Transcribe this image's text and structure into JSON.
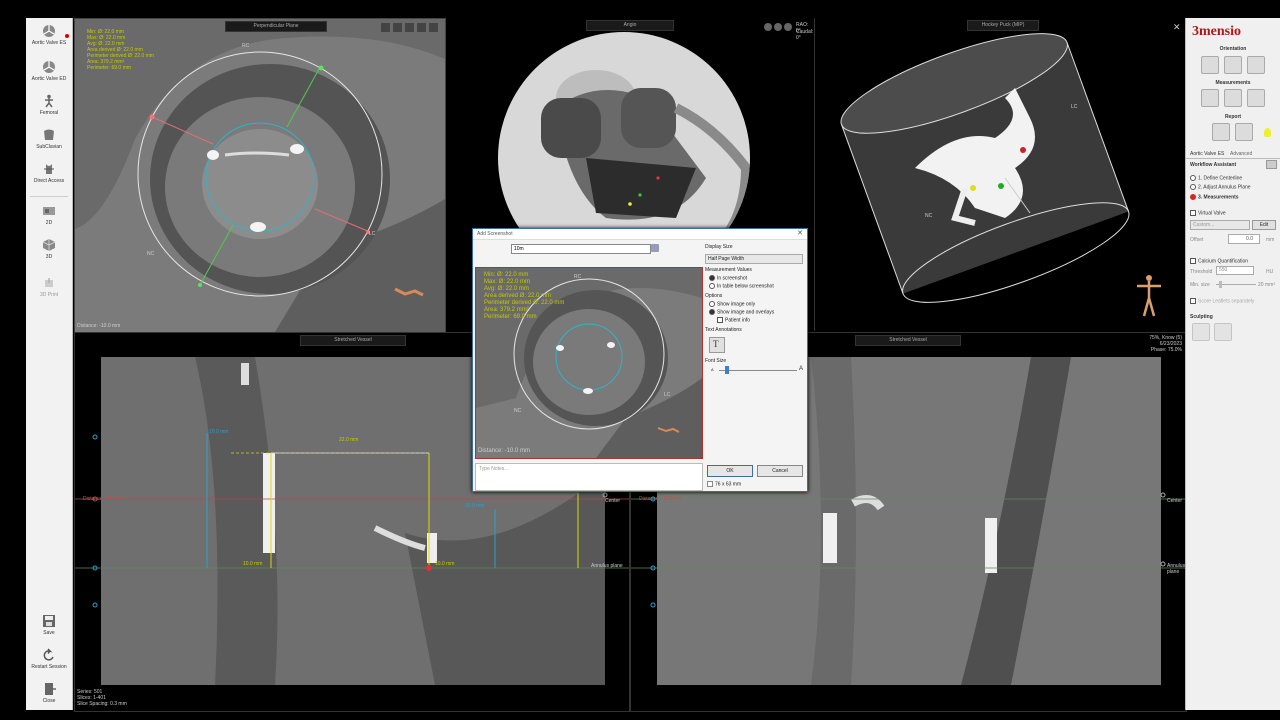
{
  "left_toolbar": {
    "items": [
      {
        "label": "Aortic Valve ES",
        "icon": "valve-icon"
      },
      {
        "label": "Aortic Valve ED",
        "icon": "valve-icon"
      },
      {
        "label": "Femoral",
        "icon": "body-figure-icon"
      },
      {
        "label": "SubClavian",
        "icon": "subclavian-icon"
      },
      {
        "label": "Direct Access",
        "icon": "direct-access-icon"
      },
      {
        "label": "2D",
        "icon": "2d-view-icon"
      },
      {
        "label": "3D",
        "icon": "3d-view-icon"
      },
      {
        "label": "3D Print",
        "icon": "3d-print-icon"
      },
      {
        "label": "Save",
        "icon": "save-icon"
      },
      {
        "label": "Restart Session",
        "icon": "restart-icon"
      },
      {
        "label": "Close",
        "icon": "close-door-icon"
      }
    ]
  },
  "viewports": {
    "tl": {
      "title": "Perpendicular Plane",
      "measurements": [
        "Min: Ø: 22.0 mm",
        "Max: Ø: 22.0 mm",
        "Avg: Ø: 22.0 mm",
        "Area derived Ø: 22.0 mm",
        "Perimeter derived Ø: 22.0 mm",
        "Area: 379.2 mm²",
        "Perimeter: 69.0 mm"
      ],
      "distance": "Distance: -10.0 mm",
      "labels": {
        "rc": "RC",
        "nc": "NC",
        "lc": "LC"
      }
    },
    "tc": {
      "title": "Angio",
      "rao": "RAO: 0°",
      "caudal": "Caudal: 0°"
    },
    "tr": {
      "title": "Hockey Puck (MIP)",
      "nc": "NC",
      "lc": "LC"
    },
    "bl": {
      "title": "Stretched Vessel",
      "distance_label": "Distance: -10.0 mm",
      "series": "Series: 501",
      "slices": "Slices: 1-401",
      "spacing": "Slice Spacing: 0.3 mm",
      "annulus_plane": "Annulus plane",
      "center": "Center",
      "dims": [
        "22.0 mm",
        "10.0 mm",
        "10.0 mm",
        "10.0 mm",
        "10.0 mm",
        "10.0 mm"
      ]
    },
    "br": {
      "title": "Stretched Vessel",
      "distance_label": "Distance: -10.0 mm",
      "info": [
        "75%, Know (5)",
        "6/23/2023",
        "Phase: 75.0%"
      ],
      "annulus_plane": "Annulus plane",
      "center": "Center"
    }
  },
  "right_panel": {
    "brand": "3mensio",
    "orientation": "Orientation",
    "measurements": "Measurements",
    "report": "Report",
    "tabs": [
      "Aortic Valve ES",
      "Advanced"
    ],
    "workflow_title": "Workflow Assistant",
    "steps": [
      "1. Define Centerline",
      "2. Adjust Annulus Plane",
      "3. Measurements"
    ],
    "virtual_valve": "Virtual Valve",
    "custom_placeholder": "Custom...",
    "edit": "Edit",
    "offset_label": "Offset",
    "offset_value": "0.0",
    "offset_unit": "mm",
    "calcium": "Calcium Quantification",
    "threshold_label": "Threshold",
    "threshold_value": "550",
    "threshold_unit": "HU",
    "min_size_label": "Min. size",
    "min_size_value": "20 mm³",
    "score_leaflets": "Score Leaflets separately",
    "sculpting": "Sculpting"
  },
  "dialog": {
    "title": "Add Screenshot",
    "name_value": "10m",
    "display_size_label": "Display Size",
    "display_size_value": "Half Page Width",
    "measurement_values": "Measurement Values",
    "opt_in_screenshot": "In screenshot",
    "opt_in_table": "In table below screenshot",
    "options": "Options",
    "opt_show_image": "Show image only",
    "opt_show_overlays": "Show image and overlays",
    "opt_patient_info": "Patient info",
    "text_annotations": "Text Annotations",
    "font_size": "Font Size",
    "font_small": "A",
    "font_large": "A",
    "preview_meas": [
      "Min: Ø: 22.0 mm",
      "Max: Ø: 22.0 mm",
      "Avg: Ø: 22.0 mm",
      "Area derived Ø: 22.0 mm",
      "Perimeter derived Ø: 22.0 mm",
      "Area: 379.2 mm²",
      "Perimeter: 69.0 mm"
    ],
    "preview_distance": "Distance: -10.0 mm",
    "preview_rc": "RC",
    "preview_nc": "NC",
    "preview_lc": "LC",
    "notes_placeholder": "Type Notes...",
    "ok": "OK",
    "cancel": "Cancel",
    "size_info": "76 x 63 mm",
    "font_slider_level": 0.08
  }
}
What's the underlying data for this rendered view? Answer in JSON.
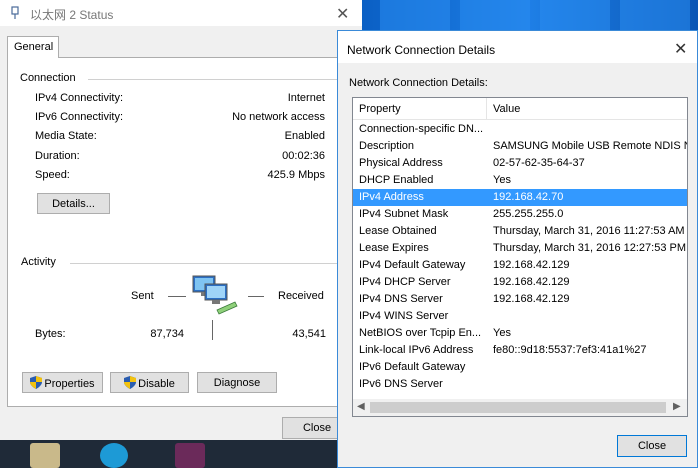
{
  "status_window": {
    "title": "以太网 2 Status",
    "close_glyph": "✕",
    "tab_general": "General",
    "connection_label": "Connection",
    "rows": [
      {
        "label": "IPv4 Connectivity:",
        "value": "Internet"
      },
      {
        "label": "IPv6 Connectivity:",
        "value": "No network access"
      },
      {
        "label": "Media State:",
        "value": "Enabled"
      },
      {
        "label": "Duration:",
        "value": "00:02:36"
      },
      {
        "label": "Speed:",
        "value": "425.9 Mbps"
      }
    ],
    "details_button": "Details...",
    "activity_label": "Activity",
    "sent_label": "Sent",
    "received_label": "Received",
    "bytes_label": "Bytes:",
    "bytes_sent": "87,734",
    "bytes_received": "43,541",
    "properties_button": "Properties",
    "disable_button": "Disable",
    "diagnose_button": "Diagnose",
    "close_button": "Close"
  },
  "details_window": {
    "title": "Network Connection Details",
    "close_glyph": "✕",
    "caption": "Network Connection Details:",
    "col_property": "Property",
    "col_value": "Value",
    "rows": [
      {
        "property": "Connection-specific DN...",
        "value": ""
      },
      {
        "property": "Description",
        "value": "SAMSUNG Mobile USB Remote NDIS Ne"
      },
      {
        "property": "Physical Address",
        "value": "02-57-62-35-64-37"
      },
      {
        "property": "DHCP Enabled",
        "value": "Yes"
      },
      {
        "property": "IPv4 Address",
        "value": "192.168.42.70"
      },
      {
        "property": "IPv4 Subnet Mask",
        "value": "255.255.255.0"
      },
      {
        "property": "Lease Obtained",
        "value": "Thursday, March 31, 2016 11:27:53 AM"
      },
      {
        "property": "Lease Expires",
        "value": "Thursday, March 31, 2016 12:27:53 PM"
      },
      {
        "property": "IPv4 Default Gateway",
        "value": "192.168.42.129"
      },
      {
        "property": "IPv4 DHCP Server",
        "value": "192.168.42.129"
      },
      {
        "property": "IPv4 DNS Server",
        "value": "192.168.42.129"
      },
      {
        "property": "IPv4 WINS Server",
        "value": ""
      },
      {
        "property": "NetBIOS over Tcpip En...",
        "value": "Yes"
      },
      {
        "property": "Link-local IPv6 Address",
        "value": "fe80::9d18:5537:7ef3:41a1%27"
      },
      {
        "property": "IPv6 Default Gateway",
        "value": ""
      },
      {
        "property": "IPv6 DNS Server",
        "value": ""
      }
    ],
    "selected_row": 4,
    "close_button": "Close"
  },
  "colors": {
    "selection": "#3399ff",
    "window_border": "#3a8ad8",
    "desktop": "#1e7fe6"
  }
}
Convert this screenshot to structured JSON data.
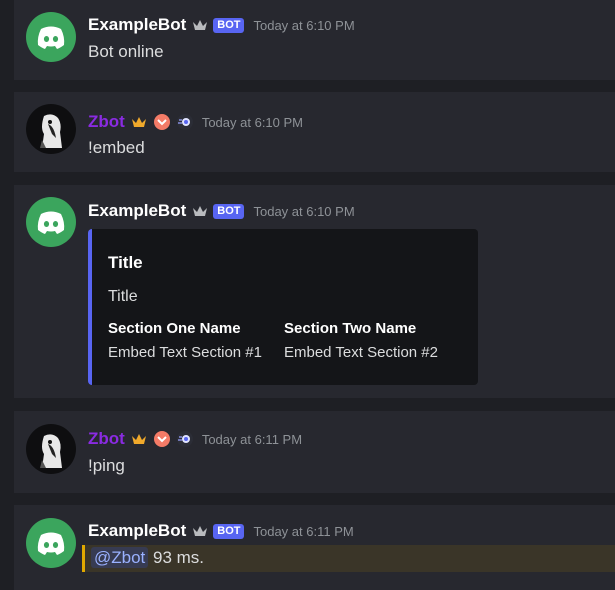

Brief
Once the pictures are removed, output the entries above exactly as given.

Answer space
Transcribe this image's text and structure into JSON.
{
  "left_toolbar": {
    "items": [
      {
        "label": "Aortic Valve ES",
        "icon": "valve-icon"
      },
      {
        "label": "Aortic Valve ED",
        "icon": "valve-icon"
      },
      {
        "label": "Femoral",
        "icon": "body-figure-icon"
      },
      {
        "label": "SubClavian",
        "icon": "subclavian-icon"
      },
      {
        "label": "Direct Access",
        "icon": "direct-access-icon"
      },
      {
        "label": "2D",
        "icon": "2d-view-icon"
      },
      {
        "label": "3D",
        "icon": "3d-view-icon"
      },
      {
        "label": "3D Print",
        "icon": "3d-print-icon"
      },
      {
        "label": "Save",
        "icon": "save-icon"
      },
      {
        "label": "Restart Session",
        "icon": "restart-icon"
      },
      {
        "label": "Close",
        "icon": "close-door-icon"
      }
    ]
  },
  "viewports": {
    "tl": {
      "title": "Perpendicular Plane",
      "measurements": [
        "Min: Ø: 22.0 mm",
        "Max: Ø: 22.0 mm",
        "Avg: Ø: 22.0 mm",
        "Area derived Ø: 22.0 mm",
        "Perimeter derived Ø: 22.0 mm",
        "Area: 379.2 mm²",
        "Perimeter: 69.0 mm"
      ],
      "distance": "Distance: -10.0 mm",
      "labels": {
        "rc": "RC",
        "nc": "NC",
        "lc": "LC"
      }
    },
    "tc": {
      "title": "Angio",
      "rao": "RAO: 0°",
      "caudal": "Caudal: 0°"
    },
    "tr": {
      "title": "Hockey Puck (MIP)",
      "nc": "NC",
      "lc": "LC"
    },
    "bl": {
      "title": "Stretched Vessel",
      "distance_label": "Distance: -10.0 mm",
      "series": "Series: 501",
      "slices": "Slices: 1-401",
      "spacing": "Slice Spacing: 0.3 mm",
      "annulus_plane": "Annulus plane",
      "center": "Center",
      "dims": [
        "22.0 mm",
        "10.0 mm",
        "10.0 mm",
        "10.0 mm",
        "10.0 mm",
        "10.0 mm"
      ]
    },
    "br": {
      "title": "Stretched Vessel",
      "distance_label": "Distance: -10.0 mm",
      "info": [
        "75%, Know (5)",
        "6/23/2023",
        "Phase: 75.0%"
      ],
      "annulus_plane": "Annulus plane",
      "center": "Center"
    }
  },
  "right_panel": {
    "brand": "3mensio",
    "orientation": "Orientation",
    "measurements": "Measurements",
    "report": "Report",
    "tabs": [
      "Aortic Valve ES",
      "Advanced"
    ],
    "workflow_title": "Workflow Assistant",
    "steps": [
      "1. Define Centerline",
      "2. Adjust Annulus Plane",
      "3. Measurements"
    ],
    "virtual_valve": "Virtual Valve",
    "custom_placeholder": "Custom...",
    "edit": "Edit",
    "offset_label": "Offset",
    "offset_value": "0.0",
    "offset_unit": "mm",
    "calcium": "Calcium Quantification",
    "threshold_label": "Threshold",
    "threshold_value": "550",
    "threshold_unit": "HU",
    "min_size_label": "Min. size",
    "min_size_value": "20 mm³",
    "score_leaflets": "Score Leaflets separately",
    "sculpting": "Sculpting"
  },
  "dialog": {
    "title": "Add Screenshot",
    "name_value": "10m",
    "display_size_label": "Display Size",
    "display_size_value": "Half Page Width",
    "measurement_values": "Measurement Values",
    "opt_in_screenshot": "In screenshot",
    "opt_in_table": "In table below screenshot",
    "options": "Options",
    "opt_show_image": "Show image only",
    "opt_show_overlays": "Show image and overlays",
    "opt_patient_info": "Patient info",
    "text_annotations": "Text Annotations",
    "font_size": "Font Size",
    "font_small": "A",
    "font_large": "A",
    "preview_meas": [
      "Min: Ø: 22.0 mm",
      "Max: Ø: 22.0 mm",
      "Avg: Ø: 22.0 mm",
      "Area derived Ø: 22.0 mm",
      "Perimeter derived Ø: 22.0 mm",
      "Area: 379.2 mm²",
      "Perimeter: 69.0 mm"
    ],
    "preview_distance": "Distance: -10.0 mm",
    "preview_rc": "RC",
    "preview_nc": "NC",
    "preview_lc": "LC",
    "notes_placeholder": "Type Notes...",
    "ok": "OK",
    "cancel": "Cancel",
    "size_info": "76 x 63 mm",
    "font_slider_level": 0.08
  }
}
What's the underlying data for this rendered view? Answer in JSON.
{
  "status_window": {
    "title": "以太网 2 Status",
    "close_glyph": "✕",
    "tab_general": "General",
    "connection_label": "Connection",
    "rows": [
      {
        "label": "IPv4 Connectivity:",
        "value": "Internet"
      },
      {
        "label": "IPv6 Connectivity:",
        "value": "No network access"
      },
      {
        "label": "Media State:",
        "value": "Enabled"
      },
      {
        "label": "Duration:",
        "value": "00:02:36"
      },
      {
        "label": "Speed:",
        "value": "425.9 Mbps"
      }
    ],
    "details_button": "Details...",
    "activity_label": "Activity",
    "sent_label": "Sent",
    "received_label": "Received",
    "bytes_label": "Bytes:",
    "bytes_sent": "87,734",
    "bytes_received": "43,541",
    "properties_button": "Properties",
    "disable_button": "Disable",
    "diagnose_button": "Diagnose",
    "close_button": "Close"
  },
  "details_window": {
    "title": "Network Connection Details",
    "close_glyph": "✕",
    "caption": "Network Connection Details:",
    "col_property": "Property",
    "col_value": "Value",
    "rows": [
      {
        "property": "Connection-specific DN...",
        "value": ""
      },
      {
        "property": "Description",
        "value": "SAMSUNG Mobile USB Remote NDIS Ne"
      },
      {
        "property": "Physical Address",
        "value": "02-57-62-35-64-37"
      },
      {
        "property": "DHCP Enabled",
        "value": "Yes"
      },
      {
        "property": "IPv4 Address",
        "value": "192.168.42.70"
      },
      {
        "property": "IPv4 Subnet Mask",
        "value": "255.255.255.0"
      },
      {
        "property": "Lease Obtained",
        "value": "Thursday, March 31, 2016 11:27:53 AM"
      },
      {
        "property": "Lease Expires",
        "value": "Thursday, March 31, 2016 12:27:53 PM"
      },
      {
        "property": "IPv4 Default Gateway",
        "value": "192.168.42.129"
      },
      {
        "property": "IPv4 DHCP Server",
        "value": "192.168.42.129"
      },
      {
        "property": "IPv4 DNS Server",
        "value": "192.168.42.129"
      },
      {
        "property": "IPv4 WINS Server",
        "value": ""
      },
      {
        "property": "NetBIOS over Tcpip En...",
        "value": "Yes"
      },
      {
        "property": "Link-local IPv6 Address",
        "value": "fe80::9d18:5537:7ef3:41a1%27"
      },
      {
        "property": "IPv6 Default Gateway",
        "value": ""
      },
      {
        "property": "IPv6 DNS Server",
        "value": ""
      }
    ],
    "selected_row": 4,
    "close_button": "Close"
  },
  "colors": {
    "selection": "#3399ff",
    "window_border": "#3a8ad8",
    "desktop": "#1e7fe6"
  }
}
Convert this screenshot to structured JSON data.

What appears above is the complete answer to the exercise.